(Records from a collection)
____________
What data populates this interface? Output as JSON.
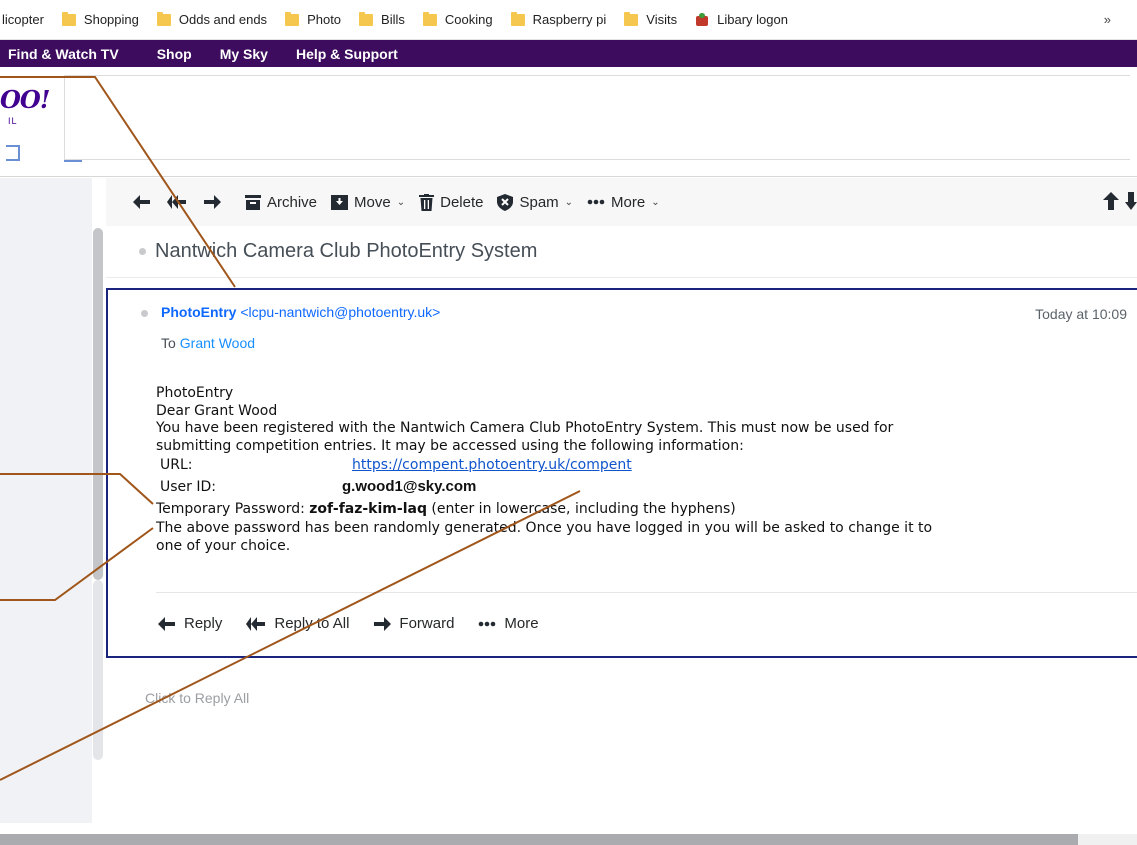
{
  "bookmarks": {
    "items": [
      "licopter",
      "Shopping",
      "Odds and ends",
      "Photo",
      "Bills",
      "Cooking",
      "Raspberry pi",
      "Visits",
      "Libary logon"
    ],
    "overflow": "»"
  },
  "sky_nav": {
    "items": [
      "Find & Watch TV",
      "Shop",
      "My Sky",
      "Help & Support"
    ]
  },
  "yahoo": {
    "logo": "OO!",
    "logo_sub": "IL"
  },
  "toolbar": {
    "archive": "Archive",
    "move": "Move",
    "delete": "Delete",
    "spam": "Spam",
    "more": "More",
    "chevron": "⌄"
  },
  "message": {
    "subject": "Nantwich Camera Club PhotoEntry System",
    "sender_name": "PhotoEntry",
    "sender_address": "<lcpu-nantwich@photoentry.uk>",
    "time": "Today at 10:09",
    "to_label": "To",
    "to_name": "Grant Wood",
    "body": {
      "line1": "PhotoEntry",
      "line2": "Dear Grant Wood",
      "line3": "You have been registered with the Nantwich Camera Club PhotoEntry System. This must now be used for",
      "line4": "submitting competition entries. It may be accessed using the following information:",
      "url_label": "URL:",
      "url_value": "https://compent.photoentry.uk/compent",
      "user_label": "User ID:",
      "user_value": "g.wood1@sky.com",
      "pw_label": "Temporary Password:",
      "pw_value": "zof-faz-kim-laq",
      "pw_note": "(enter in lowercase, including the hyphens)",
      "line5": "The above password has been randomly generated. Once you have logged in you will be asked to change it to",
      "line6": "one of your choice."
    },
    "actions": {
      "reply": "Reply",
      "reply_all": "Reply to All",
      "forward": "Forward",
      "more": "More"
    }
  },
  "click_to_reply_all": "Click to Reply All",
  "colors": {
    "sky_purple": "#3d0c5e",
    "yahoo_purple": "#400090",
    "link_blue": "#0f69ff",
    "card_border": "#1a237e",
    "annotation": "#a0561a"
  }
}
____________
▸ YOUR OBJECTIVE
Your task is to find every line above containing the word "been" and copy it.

▸ OUTPUT OF THE TASK
      "line3": "You have been registered with the Nantwich Camera Club PhotoEntry System. This must now be used for",
      "line5": "The above password has been randomly generated. Once you have logged in you will be asked to change it to",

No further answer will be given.